Vos is a denominational sociologist. He watches the Super Bowl to watch the fans rather than the games. He observes the people on the sidelines, the advertisements on the television, and the subliminal messaging that permeates the entire event to compile his trained view on the state of our culture. He is particularly interested when the societal areas of sport and religion collide in an event like the Super Bowl. In a blog post published this past Friday (which I cannot recommend to your reading due to some of the language he uses), Vos voices his concerns with the Super Bowl.

Don’t get me wrong, there is nothing inherently sinful about a football game. However, our culture has a way of taking good, wholesome activities and turning them sour. Exhibit A: game time. How many church assemblies will be extra low tonight because some folks decided to stay home and watch?
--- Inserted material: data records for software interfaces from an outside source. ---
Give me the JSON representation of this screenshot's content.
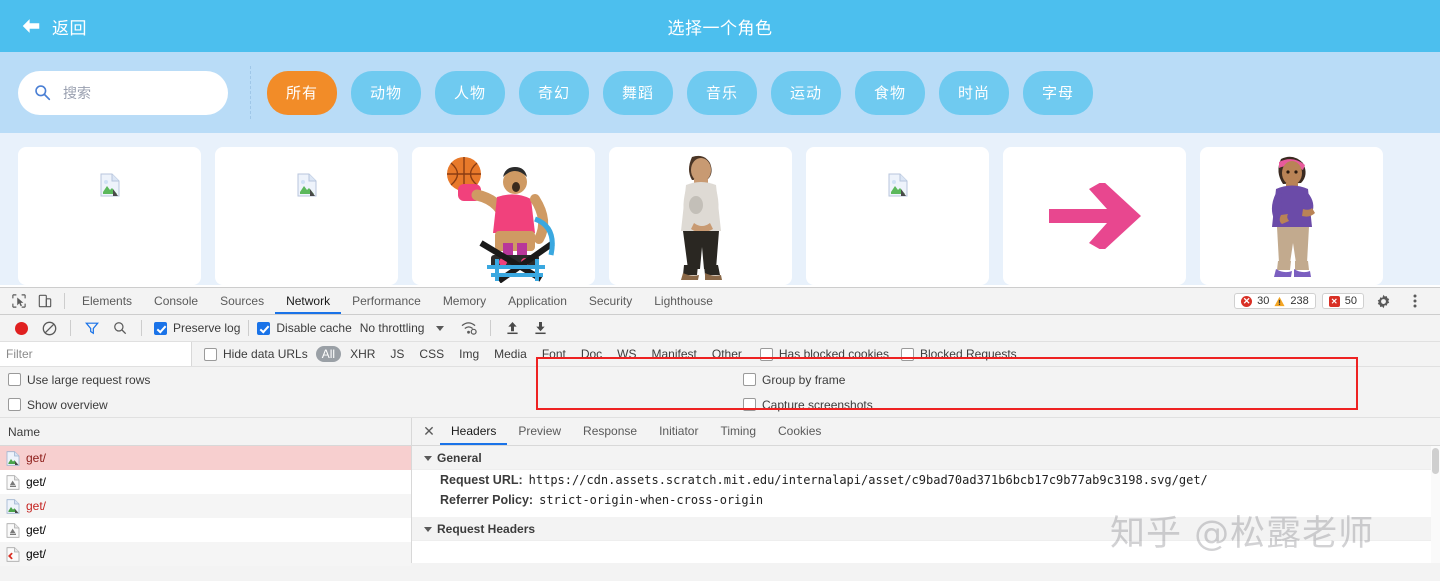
{
  "library": {
    "back_label": "返回",
    "title": "选择一个角色",
    "search": {
      "placeholder": "搜索",
      "value": ""
    },
    "categories": [
      {
        "label": "所有",
        "active": true
      },
      {
        "label": "动物",
        "active": false
      },
      {
        "label": "人物",
        "active": false
      },
      {
        "label": "奇幻",
        "active": false
      },
      {
        "label": "舞蹈",
        "active": false
      },
      {
        "label": "音乐",
        "active": false
      },
      {
        "label": "运动",
        "active": false
      },
      {
        "label": "食物",
        "active": false
      },
      {
        "label": "时尚",
        "active": false
      },
      {
        "label": "字母",
        "active": false
      }
    ],
    "sprites": [
      {
        "kind": "broken"
      },
      {
        "kind": "broken"
      },
      {
        "kind": "basketball-player"
      },
      {
        "kind": "standing-person"
      },
      {
        "kind": "broken"
      },
      {
        "kind": "arrow"
      },
      {
        "kind": "girl-character"
      }
    ]
  },
  "devtools": {
    "tabs": [
      {
        "label": "Elements",
        "selected": false
      },
      {
        "label": "Console",
        "selected": false
      },
      {
        "label": "Sources",
        "selected": false
      },
      {
        "label": "Network",
        "selected": true
      },
      {
        "label": "Performance",
        "selected": false
      },
      {
        "label": "Memory",
        "selected": false
      },
      {
        "label": "Application",
        "selected": false
      },
      {
        "label": "Security",
        "selected": false
      },
      {
        "label": "Lighthouse",
        "selected": false
      }
    ],
    "counters": {
      "errors": "30",
      "warnings": "238",
      "violations": "50"
    },
    "toolbar": {
      "preserve_log": {
        "label": "Preserve log",
        "checked": true
      },
      "disable_cache": {
        "label": "Disable cache",
        "checked": true
      },
      "throttling": "No throttling"
    },
    "filter_row": {
      "filter_placeholder": "Filter",
      "hide_data_urls": {
        "label": "Hide data URLs",
        "checked": false
      },
      "types": [
        "All",
        "XHR",
        "JS",
        "CSS",
        "Img",
        "Media",
        "Font",
        "Doc",
        "WS",
        "Manifest",
        "Other"
      ],
      "selected_type": "All",
      "has_blocked_cookies": {
        "label": "Has blocked cookies",
        "checked": false
      },
      "blocked_requests": {
        "label": "Blocked Requests",
        "checked": false
      }
    },
    "options": {
      "use_large_request_rows": {
        "label": "Use large request rows",
        "checked": false
      },
      "show_overview": {
        "label": "Show overview",
        "checked": false
      },
      "group_by_frame": {
        "label": "Group by frame",
        "checked": false
      },
      "capture_screenshots": {
        "label": "Capture screenshots",
        "checked": false
      }
    },
    "request_list": {
      "column_header": "Name",
      "rows": [
        {
          "name": "get/",
          "icon": "image-icon",
          "state": "selected-error"
        },
        {
          "name": "get/",
          "icon": "script-icon",
          "state": "normal"
        },
        {
          "name": "get/",
          "icon": "image-icon",
          "state": "error"
        },
        {
          "name": "get/",
          "icon": "script-icon",
          "state": "normal"
        },
        {
          "name": "get/",
          "icon": "redirect-icon",
          "state": "normal"
        }
      ]
    },
    "detail": {
      "tabs": [
        {
          "label": "Headers",
          "selected": true
        },
        {
          "label": "Preview",
          "selected": false
        },
        {
          "label": "Response",
          "selected": false
        },
        {
          "label": "Initiator",
          "selected": false
        },
        {
          "label": "Timing",
          "selected": false
        },
        {
          "label": "Cookies",
          "selected": false
        }
      ],
      "general_title": "General",
      "request_url_key": "Request URL:",
      "request_url_value": "https://cdn.assets.scratch.mit.edu/internalapi/asset/c9bad70ad371b6bcb17c9b77ab9c3198.svg/get/",
      "referrer_policy_key": "Referrer Policy:",
      "referrer_policy_value": "strict-origin-when-cross-origin",
      "request_headers_title": "Request Headers"
    }
  },
  "watermark": {
    "text": "知乎 @松露老师"
  },
  "colors": {
    "header_blue": "#4cbfee",
    "filterbar_blue": "#b9dcf7",
    "pill_blue": "#6fcaf0",
    "pill_active_orange": "#f28c28",
    "grid_bg": "#e8f1fb",
    "devtools_accent": "#1a73e8",
    "error_red": "#d93025",
    "highlight_red": "#ee2222",
    "arrow_pink": "#e8478f"
  }
}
Perhaps football enthusiasts will DVR the game to watch later. Even still, these people will run into some struggles in their own time – especially if they are men. That brings us to exhibit B.
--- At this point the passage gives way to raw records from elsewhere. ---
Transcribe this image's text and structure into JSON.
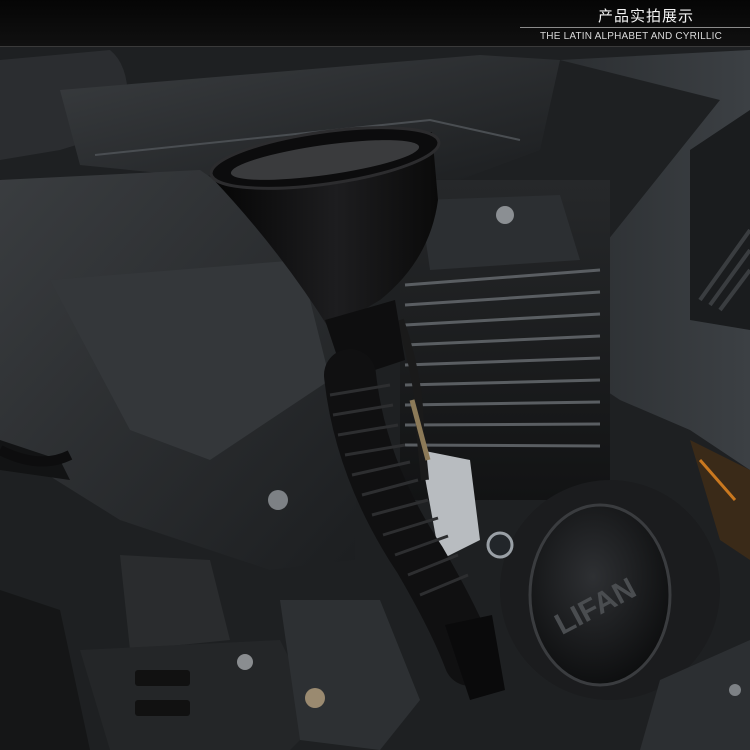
{
  "banner": {
    "title": "产品实拍展示",
    "subtitle": "THE LATIN ALPHABET AND CYRILLIC"
  },
  "engine_cover": {
    "brand": "LIFAN"
  },
  "colors": {
    "funnel": "#101010",
    "fairing": "#2e3134",
    "accent": "#c9781f"
  }
}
As a sociologist, Vos’s main concern regarding the Super Bowl is the way it portrays women. Vos contemplates any social situation with these thoughts regarding women:

  1. Where are the women in this situation?
  2. If they are not present, why?
  3. If they are present, what exactly are they doing?
  4. How do they experience the situation?
  5. What do they contribute to it?
  6. What does it mean to them?
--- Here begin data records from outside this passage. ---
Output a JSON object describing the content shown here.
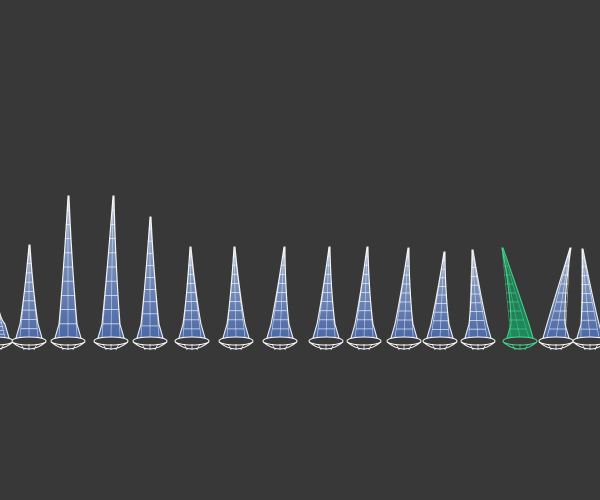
{
  "viewport": {
    "background": "#383838",
    "wire_color": "#ffffff",
    "fill_top": "#8fa3c4",
    "fill_bottom": "#4a6aa8",
    "selected_color": "#3ee08f"
  },
  "objects": {
    "count": 16,
    "selected_index": 13
  }
}
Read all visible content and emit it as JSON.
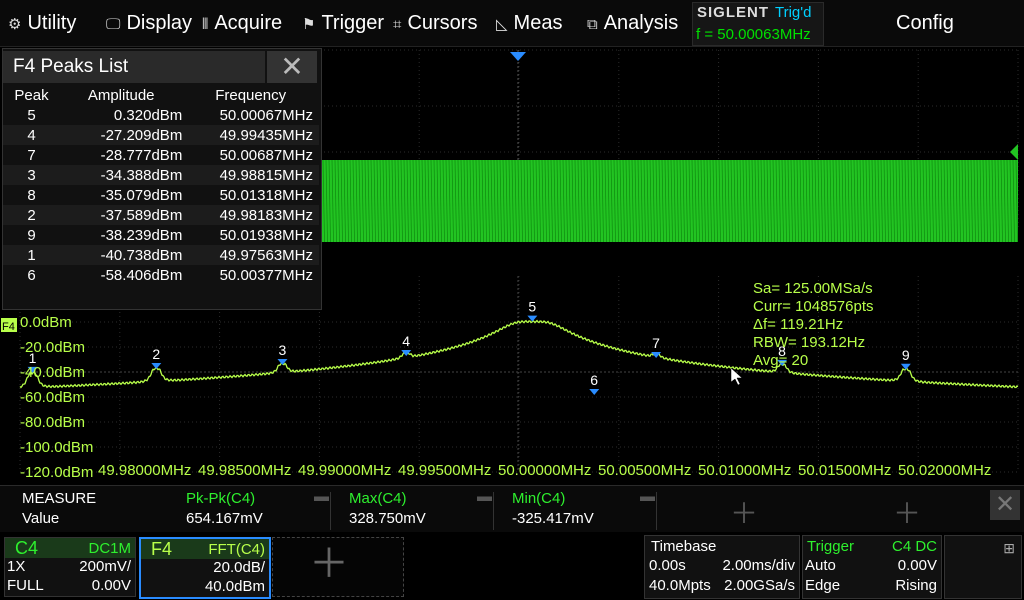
{
  "menu": {
    "items": [
      {
        "label": "Utility",
        "icon": "gear-icon",
        "glyph": "⚙"
      },
      {
        "label": "Display",
        "icon": "display-icon",
        "glyph": "🖵"
      },
      {
        "label": "Acquire",
        "icon": "acquire-icon",
        "glyph": "⫴"
      },
      {
        "label": "Trigger",
        "icon": "trigger-flag-icon",
        "glyph": "⚑"
      },
      {
        "label": "Cursors",
        "icon": "cursors-icon",
        "glyph": "⌗"
      },
      {
        "label": "Meas",
        "icon": "meas-icon",
        "glyph": "◺"
      },
      {
        "label": "Analysis",
        "icon": "analysis-icon",
        "glyph": "⧉"
      }
    ],
    "brand": "SIGLENT",
    "trigger_status": "Trig'd",
    "frequency": "f = 50.00063MHz",
    "config": "Config"
  },
  "peaks_list": {
    "title": "F4 Peaks List",
    "headers": [
      "Peak",
      "Amplitude",
      "Frequency"
    ],
    "rows": [
      {
        "peak": "5",
        "amplitude": "0.320dBm",
        "frequency": "50.00067MHz"
      },
      {
        "peak": "4",
        "amplitude": "-27.209dBm",
        "frequency": "49.99435MHz"
      },
      {
        "peak": "7",
        "amplitude": "-28.777dBm",
        "frequency": "50.00687MHz"
      },
      {
        "peak": "3",
        "amplitude": "-34.388dBm",
        "frequency": "49.98815MHz"
      },
      {
        "peak": "8",
        "amplitude": "-35.079dBm",
        "frequency": "50.01318MHz"
      },
      {
        "peak": "2",
        "amplitude": "-37.589dBm",
        "frequency": "49.98183MHz"
      },
      {
        "peak": "9",
        "amplitude": "-38.239dBm",
        "frequency": "50.01938MHz"
      },
      {
        "peak": "1",
        "amplitude": "-40.738dBm",
        "frequency": "49.97563MHz"
      },
      {
        "peak": "6",
        "amplitude": "-58.406dBm",
        "frequency": "50.00377MHz"
      }
    ]
  },
  "fft": {
    "channel_tag": "F4",
    "y_labels": [
      "0.0dBm",
      "-20.0dBm",
      "-40.0dBm",
      "-60.0dBm",
      "-80.0dBm",
      "-100.0dBm",
      "-120.0dBm"
    ],
    "x_labels": [
      "49.98000MHz",
      "49.98500MHz",
      "49.99000MHz",
      "49.99500MHz",
      "50.00000MHz",
      "50.00500MHz",
      "50.01000MHz",
      "50.01500MHz",
      "50.02000MHz"
    ],
    "info": [
      "Sa=  125.00MSa/s",
      "Curr= 1048576pts",
      "Δf=  119.21Hz",
      "RBW=  193.12Hz",
      "Avg= 20"
    ],
    "markers": [
      {
        "label": "1",
        "freq_mhz": 49.97563,
        "dbm": -40.738
      },
      {
        "label": "2",
        "freq_mhz": 49.98183,
        "dbm": -37.589
      },
      {
        "label": "3",
        "freq_mhz": 49.98815,
        "dbm": -34.388
      },
      {
        "label": "4",
        "freq_mhz": 49.99435,
        "dbm": -27.209
      },
      {
        "label": "5",
        "freq_mhz": 50.00067,
        "dbm": 0.32
      },
      {
        "label": "6",
        "freq_mhz": 50.00377,
        "dbm": -58.406
      },
      {
        "label": "7",
        "freq_mhz": 50.00687,
        "dbm": -28.777
      },
      {
        "label": "8",
        "freq_mhz": 50.01318,
        "dbm": -35.079
      },
      {
        "label": "9",
        "freq_mhz": 50.01938,
        "dbm": -38.239
      }
    ]
  },
  "measure": {
    "row_label_1": "MEASURE",
    "row_label_2": "Value",
    "items": [
      {
        "name": "Pk-Pk(C4)",
        "value": "654.167mV"
      },
      {
        "name": "Max(C4)",
        "value": "328.750mV"
      },
      {
        "name": "Min(C4)",
        "value": "-325.417mV"
      }
    ]
  },
  "bottom": {
    "c4": {
      "name": "C4",
      "coupling": "DC1M",
      "probe": "1X",
      "scale": "200mV/",
      "bw": "FULL",
      "offset": "0.00V"
    },
    "f4": {
      "name": "F4",
      "source": "FFT(C4)",
      "scale": "20.0dB/",
      "ref": "40.0dBm"
    },
    "timebase": {
      "title": "Timebase",
      "delay": "0.00s",
      "scale": "2.00ms/div",
      "depth": "40.0Mpts",
      "rate": "2.00GSa/s"
    },
    "trigger": {
      "title": "Trigger",
      "source": "C4 DC",
      "mode": "Auto",
      "level": "0.00V",
      "type": "Edge",
      "slope": "Rising"
    }
  },
  "colors": {
    "trace": "#b8ff4a",
    "waveform": "#22c422",
    "marker": "#2a8cff",
    "accent": "#2ef02e",
    "cyan": "#00d0ff"
  }
}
Take a second or two to consider those questions for yourself. Vos says that the way we consume events such as the Super Bowl illustrates what we really think about any subject – in this case, women. Consider the ads upon which so much attention (and money) is focused during the Super Bowl. Are they not filled with sensuality?

Jesus said, “Whoever looks at a woman to lust for her has already committed adultery with her in his heart” (Matt. 5:28). Add to that the words of the Psalmist: “I will set nothing wicked before my eyes” (Psa. 101:3). Finally, it comes down to this: “But you, O man of God, flee these things and pursue righteousness, godliness, faith, love, patience, gentleness” (1 Tim. 6:11). “Flee also youthful lusts; but pursue righteousness, faith, love, peace with those who call on the Lord out of a pure heart” (2 Tim. 2:22). “Therefore submit to God. Resist the devil and he will flee from you” (James 4:7). “For you were bought at a price; therefore glorify God in your body and in your spirit which are God’s” (1 Cor. 6:20).

It seems as though it would take a lot to be able to look past all of this if one were actually interested in the football game itself. Perhaps with the right kind of technology that could censor the bad stuff, it would be possible to enjoy the game. The real question, in my judgment, is this: Are you willing to take whatever steps are necessary to maintain your relationship with God?

Perhaps we would do well to stop passively living our lives so that we could simply observe the culture in which we live – and, unfortunately, the culture to which we sometimes contribute.